Giants quarterback Eli Manning is listed as the star witness in a civil court case scheduled to begin this week in New Jersey that accuses the star quarterback of being involved in a scheme to fraudulently market and sell Giants helmets as his “game-used” memorabilia.
A last-minute settlement to avoid a trial exposing Manning to testifying on the witness stand remains a possibility.
The Giants and sports collectibles company Steiner Sports, which has long sold Manning’s game-used paraphernalia, also are listed as defendants in the 4-year-old memorabilia fraud lawsuit.
The Giants are accused of not doing anything when first told of fraudulent Manning memorabilia making its way to Steiner years ago. The witness list also includes Giants co-owner John Mara and Brandon Steiner, the CEO of Steiner Sports.
The lawsuit was filed in January 2014 by sports memorabilia entrepreneur Eric Inselberg and has since been amended to include collectors Michael Jakab and Sean Godown.

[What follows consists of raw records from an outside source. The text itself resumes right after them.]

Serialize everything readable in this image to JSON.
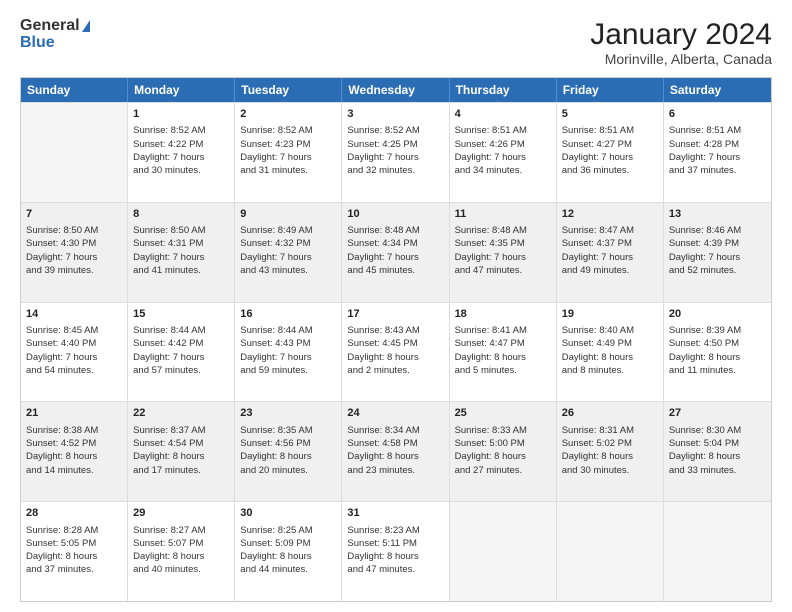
{
  "logo": {
    "general": "General",
    "blue": "Blue"
  },
  "title": "January 2024",
  "subtitle": "Morinville, Alberta, Canada",
  "header_days": [
    "Sunday",
    "Monday",
    "Tuesday",
    "Wednesday",
    "Thursday",
    "Friday",
    "Saturday"
  ],
  "weeks": [
    [
      {
        "day": "",
        "lines": [],
        "empty": true
      },
      {
        "day": "1",
        "lines": [
          "Sunrise: 8:52 AM",
          "Sunset: 4:22 PM",
          "Daylight: 7 hours",
          "and 30 minutes."
        ],
        "shaded": false
      },
      {
        "day": "2",
        "lines": [
          "Sunrise: 8:52 AM",
          "Sunset: 4:23 PM",
          "Daylight: 7 hours",
          "and 31 minutes."
        ],
        "shaded": false
      },
      {
        "day": "3",
        "lines": [
          "Sunrise: 8:52 AM",
          "Sunset: 4:25 PM",
          "Daylight: 7 hours",
          "and 32 minutes."
        ],
        "shaded": false
      },
      {
        "day": "4",
        "lines": [
          "Sunrise: 8:51 AM",
          "Sunset: 4:26 PM",
          "Daylight: 7 hours",
          "and 34 minutes."
        ],
        "shaded": false
      },
      {
        "day": "5",
        "lines": [
          "Sunrise: 8:51 AM",
          "Sunset: 4:27 PM",
          "Daylight: 7 hours",
          "and 36 minutes."
        ],
        "shaded": false
      },
      {
        "day": "6",
        "lines": [
          "Sunrise: 8:51 AM",
          "Sunset: 4:28 PM",
          "Daylight: 7 hours",
          "and 37 minutes."
        ],
        "shaded": false
      }
    ],
    [
      {
        "day": "7",
        "lines": [
          "Sunrise: 8:50 AM",
          "Sunset: 4:30 PM",
          "Daylight: 7 hours",
          "and 39 minutes."
        ],
        "shaded": true
      },
      {
        "day": "8",
        "lines": [
          "Sunrise: 8:50 AM",
          "Sunset: 4:31 PM",
          "Daylight: 7 hours",
          "and 41 minutes."
        ],
        "shaded": true
      },
      {
        "day": "9",
        "lines": [
          "Sunrise: 8:49 AM",
          "Sunset: 4:32 PM",
          "Daylight: 7 hours",
          "and 43 minutes."
        ],
        "shaded": true
      },
      {
        "day": "10",
        "lines": [
          "Sunrise: 8:48 AM",
          "Sunset: 4:34 PM",
          "Daylight: 7 hours",
          "and 45 minutes."
        ],
        "shaded": true
      },
      {
        "day": "11",
        "lines": [
          "Sunrise: 8:48 AM",
          "Sunset: 4:35 PM",
          "Daylight: 7 hours",
          "and 47 minutes."
        ],
        "shaded": true
      },
      {
        "day": "12",
        "lines": [
          "Sunrise: 8:47 AM",
          "Sunset: 4:37 PM",
          "Daylight: 7 hours",
          "and 49 minutes."
        ],
        "shaded": true
      },
      {
        "day": "13",
        "lines": [
          "Sunrise: 8:46 AM",
          "Sunset: 4:39 PM",
          "Daylight: 7 hours",
          "and 52 minutes."
        ],
        "shaded": true
      }
    ],
    [
      {
        "day": "14",
        "lines": [
          "Sunrise: 8:45 AM",
          "Sunset: 4:40 PM",
          "Daylight: 7 hours",
          "and 54 minutes."
        ],
        "shaded": false
      },
      {
        "day": "15",
        "lines": [
          "Sunrise: 8:44 AM",
          "Sunset: 4:42 PM",
          "Daylight: 7 hours",
          "and 57 minutes."
        ],
        "shaded": false
      },
      {
        "day": "16",
        "lines": [
          "Sunrise: 8:44 AM",
          "Sunset: 4:43 PM",
          "Daylight: 7 hours",
          "and 59 minutes."
        ],
        "shaded": false
      },
      {
        "day": "17",
        "lines": [
          "Sunrise: 8:43 AM",
          "Sunset: 4:45 PM",
          "Daylight: 8 hours",
          "and 2 minutes."
        ],
        "shaded": false
      },
      {
        "day": "18",
        "lines": [
          "Sunrise: 8:41 AM",
          "Sunset: 4:47 PM",
          "Daylight: 8 hours",
          "and 5 minutes."
        ],
        "shaded": false
      },
      {
        "day": "19",
        "lines": [
          "Sunrise: 8:40 AM",
          "Sunset: 4:49 PM",
          "Daylight: 8 hours",
          "and 8 minutes."
        ],
        "shaded": false
      },
      {
        "day": "20",
        "lines": [
          "Sunrise: 8:39 AM",
          "Sunset: 4:50 PM",
          "Daylight: 8 hours",
          "and 11 minutes."
        ],
        "shaded": false
      }
    ],
    [
      {
        "day": "21",
        "lines": [
          "Sunrise: 8:38 AM",
          "Sunset: 4:52 PM",
          "Daylight: 8 hours",
          "and 14 minutes."
        ],
        "shaded": true
      },
      {
        "day": "22",
        "lines": [
          "Sunrise: 8:37 AM",
          "Sunset: 4:54 PM",
          "Daylight: 8 hours",
          "and 17 minutes."
        ],
        "shaded": true
      },
      {
        "day": "23",
        "lines": [
          "Sunrise: 8:35 AM",
          "Sunset: 4:56 PM",
          "Daylight: 8 hours",
          "and 20 minutes."
        ],
        "shaded": true
      },
      {
        "day": "24",
        "lines": [
          "Sunrise: 8:34 AM",
          "Sunset: 4:58 PM",
          "Daylight: 8 hours",
          "and 23 minutes."
        ],
        "shaded": true
      },
      {
        "day": "25",
        "lines": [
          "Sunrise: 8:33 AM",
          "Sunset: 5:00 PM",
          "Daylight: 8 hours",
          "and 27 minutes."
        ],
        "shaded": true
      },
      {
        "day": "26",
        "lines": [
          "Sunrise: 8:31 AM",
          "Sunset: 5:02 PM",
          "Daylight: 8 hours",
          "and 30 minutes."
        ],
        "shaded": true
      },
      {
        "day": "27",
        "lines": [
          "Sunrise: 8:30 AM",
          "Sunset: 5:04 PM",
          "Daylight: 8 hours",
          "and 33 minutes."
        ],
        "shaded": true
      }
    ],
    [
      {
        "day": "28",
        "lines": [
          "Sunrise: 8:28 AM",
          "Sunset: 5:05 PM",
          "Daylight: 8 hours",
          "and 37 minutes."
        ],
        "shaded": false
      },
      {
        "day": "29",
        "lines": [
          "Sunrise: 8:27 AM",
          "Sunset: 5:07 PM",
          "Daylight: 8 hours",
          "and 40 minutes."
        ],
        "shaded": false
      },
      {
        "day": "30",
        "lines": [
          "Sunrise: 8:25 AM",
          "Sunset: 5:09 PM",
          "Daylight: 8 hours",
          "and 44 minutes."
        ],
        "shaded": false
      },
      {
        "day": "31",
        "lines": [
          "Sunrise: 8:23 AM",
          "Sunset: 5:11 PM",
          "Daylight: 8 hours",
          "and 47 minutes."
        ],
        "shaded": false
      },
      {
        "day": "",
        "lines": [],
        "empty": true
      },
      {
        "day": "",
        "lines": [],
        "empty": true
      },
      {
        "day": "",
        "lines": [],
        "empty": true
      }
    ]
  ]
}
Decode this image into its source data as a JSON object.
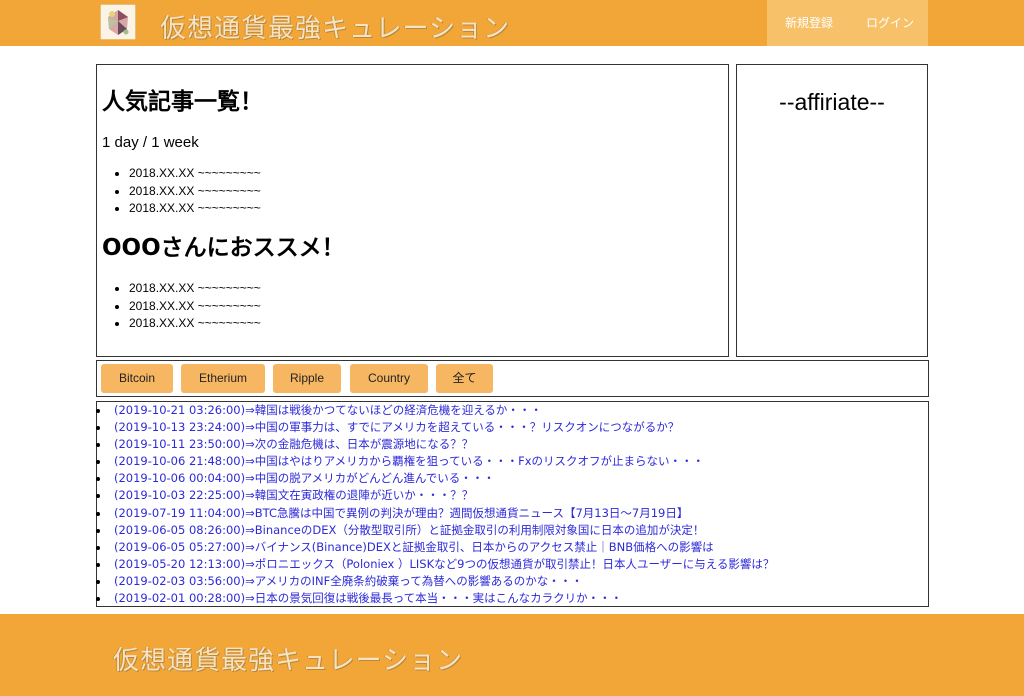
{
  "header": {
    "logo_icon": "crypto-coin-logo-icon",
    "title": "仮想通貨最強キュレーション",
    "nav": {
      "signup": "新規登録",
      "login": "ログイン"
    }
  },
  "main": {
    "popular_heading": "人気記事一覧！",
    "period_label": "1 day / 1 week",
    "popular_items": [
      "2018.XX.XX ~~~~~~~~~",
      "2018.XX.XX ~~~~~~~~~",
      "2018.XX.XX ~~~~~~~~~"
    ],
    "recommend_heading": "OOOさんにおススメ！",
    "recommend_items": [
      "2018.XX.XX ~~~~~~~~~",
      "2018.XX.XX ~~~~~~~~~",
      "2018.XX.XX ~~~~~~~~~"
    ]
  },
  "sidebar": {
    "affiliate_title": "--affiriate--"
  },
  "filters": [
    "Bitcoin",
    "Etherium",
    "Ripple",
    "Country",
    "全て"
  ],
  "news": [
    "(2019-10-21 03:26:00)⇒韓国は戦後かつてないほどの経済危機を迎えるか・・・",
    "(2019-10-13 23:24:00)⇒中国の軍事力は、すでにアメリカを超えている・・・？リスクオンにつながるか？",
    "(2019-10-11 23:50:00)⇒次の金融危機は、日本が震源地になる？？",
    "(2019-10-06 21:48:00)⇒中国はやはりアメリカから覇権を狙っている・・・Fxのリスクオフが止まらない・・・",
    "(2019-10-06 00:04:00)⇒中国の脱アメリカがどんどん進んでいる・・・",
    "(2019-10-03 22:25:00)⇒韓国文在寅政権の退陣が近いか・・・？？",
    "(2019-07-19 11:04:00)⇒BTC急騰は中国で異例の判決が理由？週間仮想通貨ニュース【7月13日〜7月19日】",
    "(2019-06-05 08:26:00)⇒BinanceのDEX（分散型取引所）と証拠金取引の利用制限対象国に日本の追加が決定！",
    "(2019-06-05 05:27:00)⇒バイナンス(Binance)DEXと証拠金取引、日本からのアクセス禁止｜BNB価格への影響は",
    "(2019-05-20 12:13:00)⇒ポロニエックス（Poloniex ）LISKなど9つの仮想通貨が取引禁止！日本人ユーザーに与える影響は？",
    "(2019-02-03 03:56:00)⇒アメリカのINF全廃条約破棄って為替への影響あるのかな・・・",
    "(2019-02-01 00:28:00)⇒日本の景気回復は戦後最長って本当・・・実はこんなカラクリか・・・"
  ],
  "footer": {
    "title": "仮想通貨最強キュレーション"
  },
  "colors": {
    "brand_orange": "#f2a637",
    "nav_bg": "#f7c169",
    "button_bg": "#f7b762",
    "link_blue": "#2d2ad8"
  }
}
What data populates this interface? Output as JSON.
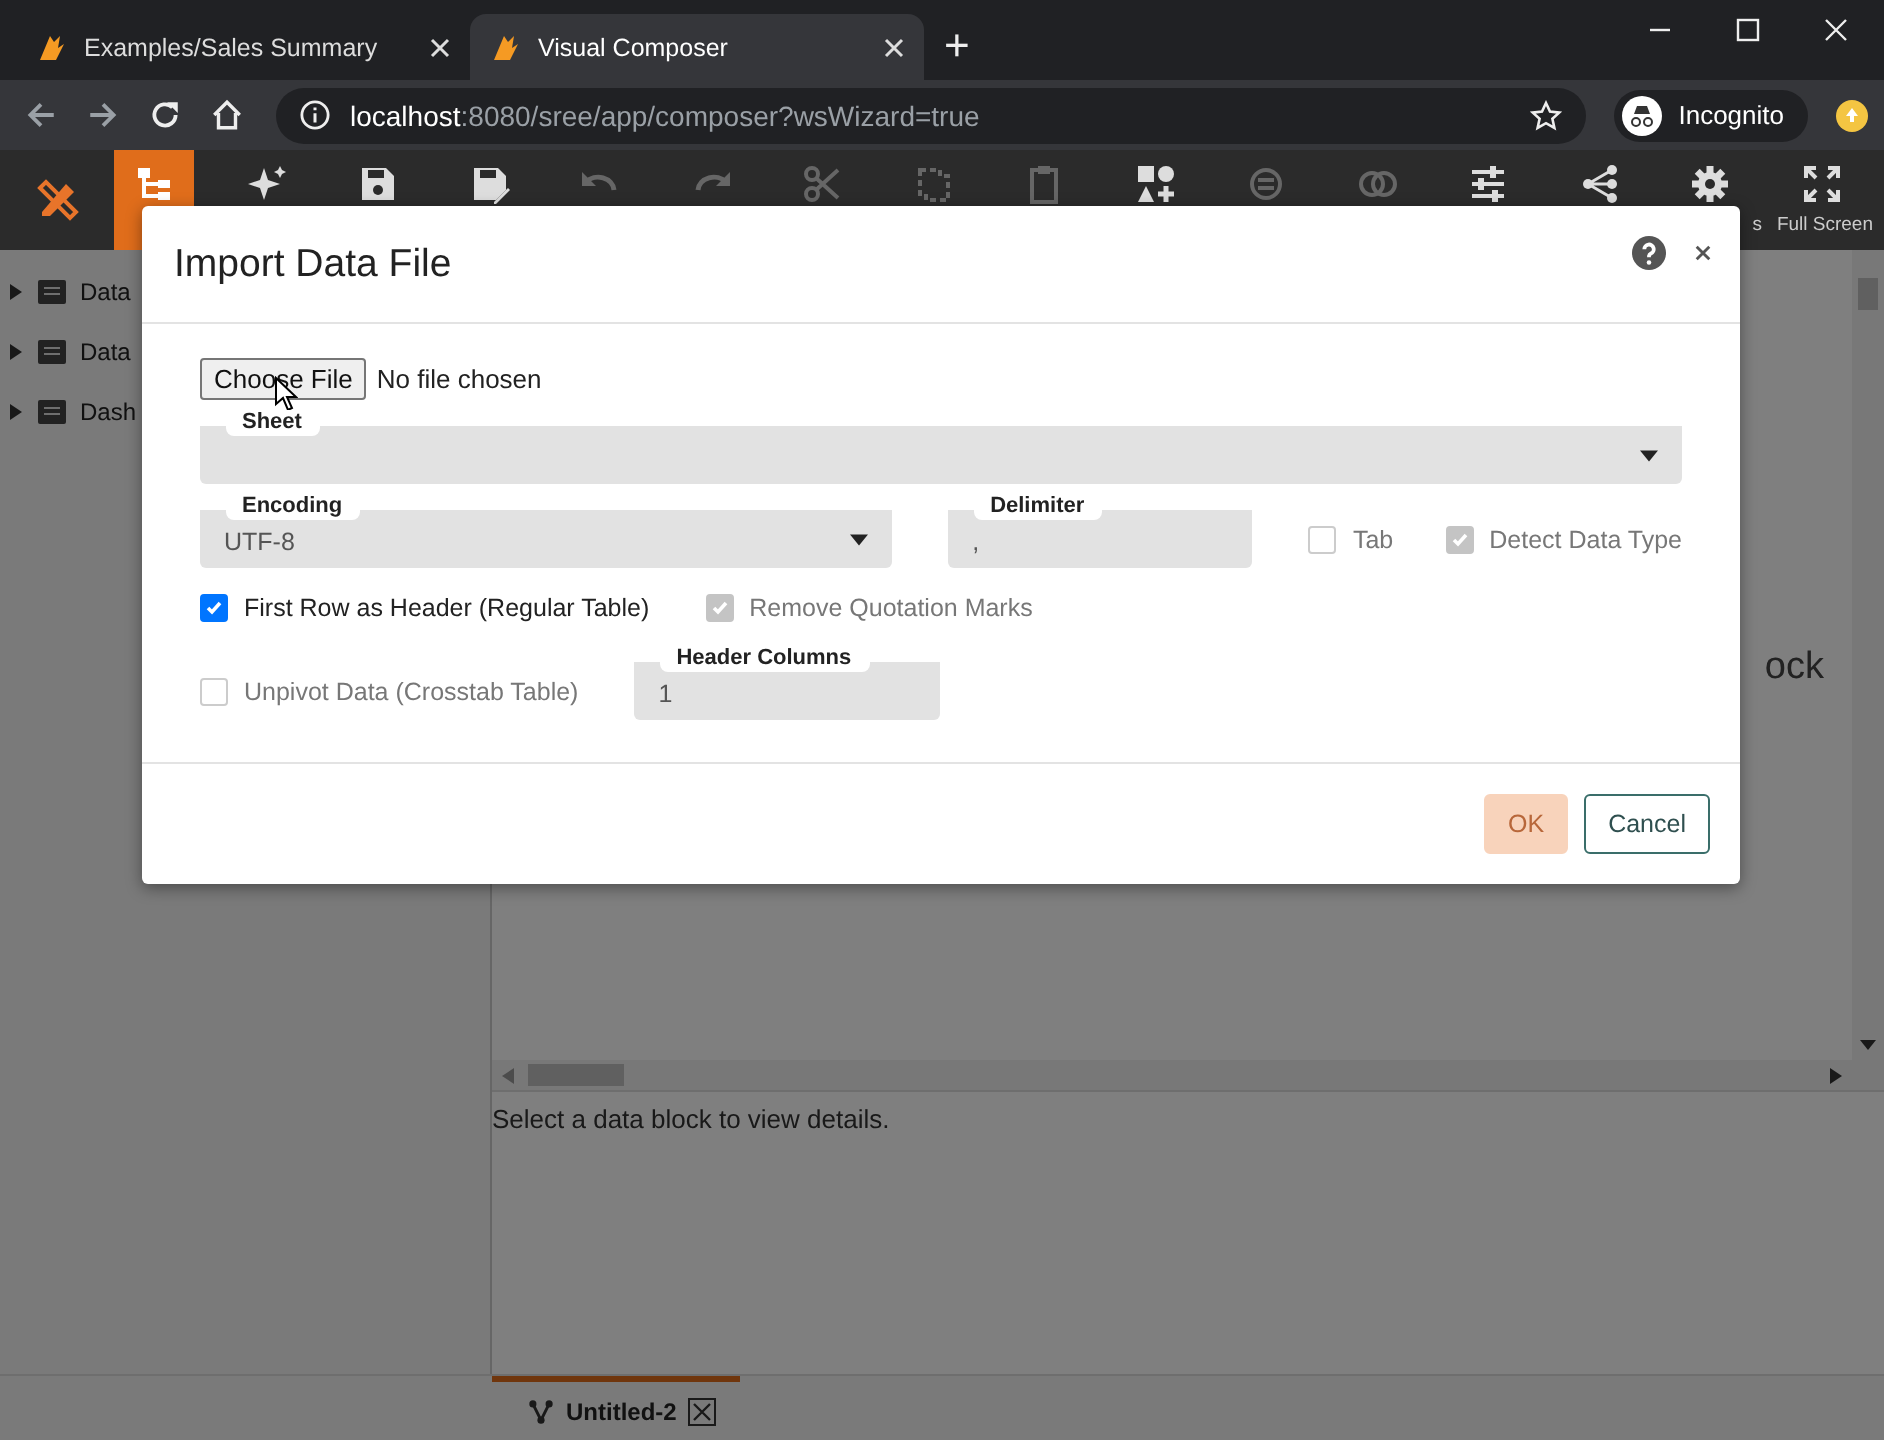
{
  "browser": {
    "tabs": [
      {
        "title": "Examples/Sales Summary",
        "selected": false
      },
      {
        "title": "Visual Composer",
        "selected": true
      }
    ],
    "new_tab": "+",
    "address": {
      "host": "localhost",
      "rest": ":8080/sree/app/composer?wsWizard=true"
    },
    "profile": "Incognito"
  },
  "toolbar": {
    "buttons": [
      {
        "selected": true,
        "disabled": false
      },
      {
        "selected": false,
        "disabled": false
      },
      {
        "selected": false,
        "disabled": false
      },
      {
        "selected": false,
        "disabled": false
      },
      {
        "selected": false,
        "disabled": true
      },
      {
        "selected": false,
        "disabled": true
      },
      {
        "selected": false,
        "disabled": true
      },
      {
        "selected": false,
        "disabled": true
      },
      {
        "selected": false,
        "disabled": true
      },
      {
        "selected": false,
        "disabled": false
      },
      {
        "selected": false,
        "disabled": true
      },
      {
        "selected": false,
        "disabled": true
      },
      {
        "selected": false,
        "disabled": false
      },
      {
        "selected": false,
        "disabled": false
      },
      {
        "selected": false,
        "disabled": false,
        "label": "s"
      },
      {
        "selected": false,
        "disabled": false,
        "label": "Full Screen"
      }
    ]
  },
  "sidebar": {
    "items": [
      {
        "label": "Data",
        "expanded": false
      },
      {
        "label": "Data",
        "expanded": false
      },
      {
        "label": "Dash",
        "expanded": false
      }
    ]
  },
  "canvas": {
    "message": "ock"
  },
  "details": {
    "message": "Select a data block to view details."
  },
  "bottom_tabs": [
    {
      "title": "Untitled-2",
      "selected": true
    }
  ],
  "dialog": {
    "title": "Import Data File",
    "file": {
      "button": "Choose File",
      "status": "No file chosen"
    },
    "sheet": {
      "label": "Sheet"
    },
    "encoding": {
      "label": "Encoding",
      "value": "UTF-8"
    },
    "delimiter": {
      "label": "Delimiter",
      "value": ","
    },
    "options": [
      {
        "label": "Tab",
        "checked": false,
        "disabled": true
      },
      {
        "label": "Detect Data Type",
        "checked": true,
        "disabled": true
      },
      {
        "label": "First Row as Header (Regular Table)",
        "checked": true,
        "disabled": false
      },
      {
        "label": "Remove Quotation Marks",
        "checked": true,
        "disabled": true
      },
      {
        "label": "Unpivot Data (Crosstab Table)",
        "checked": false,
        "disabled": true
      }
    ],
    "header_columns": {
      "label": "Header Columns",
      "value": "1"
    },
    "buttons": [
      {
        "label": "OK",
        "kind": "primary",
        "disabled": true
      },
      {
        "label": "Cancel",
        "kind": "secondary",
        "disabled": false
      }
    ]
  }
}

Attorneys for Manning, the Giants, Steiner Sports and the three memorabilia collectors who filed the lawsuit either declined to comment or did not return messages seeking comment.
Manning has said he’s done nothing wrong. It will be up to the jury to decide what he meant when he emailed a Giants equipment manager in 2010 asking for two helmets that “can pass as game-used.”
Manning’s contract with Steiner calls for him to provide two game-used helmets to sell to the public, according to court documents.
Manning testified during his deposition in August 2017 that he wasn’t asking for fake helmets when he wrote that email.
Instead, according to a transcript of the deposition obtained by Newsday, Manning said that using the phrase “pass as” was his way of requesting his game-used helmets in writing.
“I believe I am asking for two game-used helmets,” he said. “I believe I’m asking for two helmets that can satisfy as being game-used — satisfy the requirement of being game-used.”
Steiner testified in his deposition, portions of which also were obtained by Newsday, that Manning denied the accusations to him and that he believes Manning.
New Jersey lawyers not involved with this case say Manning faces an uphill battle in court because New Jersey has one of the strictest consumer fraud acts in the country — far tougher than New York’s, for example.
Michael Horn, a Hackensack-based attorney, said convincing a jury that Manning violated the state’s consumer-friendly fraud act “should be a slam dunk” because attorneys have to prove only that Manning was a part of the scheme.
“The jury is usually instructed to use their own common sense in evaluating the evidence,” Horn said.
Manning’s attorneys said in recent court filings that he couldn’t have committed consumer fraud because he is “not a professional seller.” They said his Steiner contract compensates him only for his autographs and that he provided his game-used helmets to Steiner “for no specific compensation.”
A New Jersey attorney, Fort Lee-based Arthur Balsamo, said Manning’s best chance of convincing a jury he did nothing wrong could be with his own words on the witness stand.
Balsamo said Manning’s history as a believable public figure could go a long way in helping him come across as honest and upstanding to the jury.
“He has that demeanor that could give the impression that something like this would be out of character,” Balsamo said. “I know I find it hard to believe Eli Manning was involved in something like this, but who knows? I’m not the judge or jury on that one.”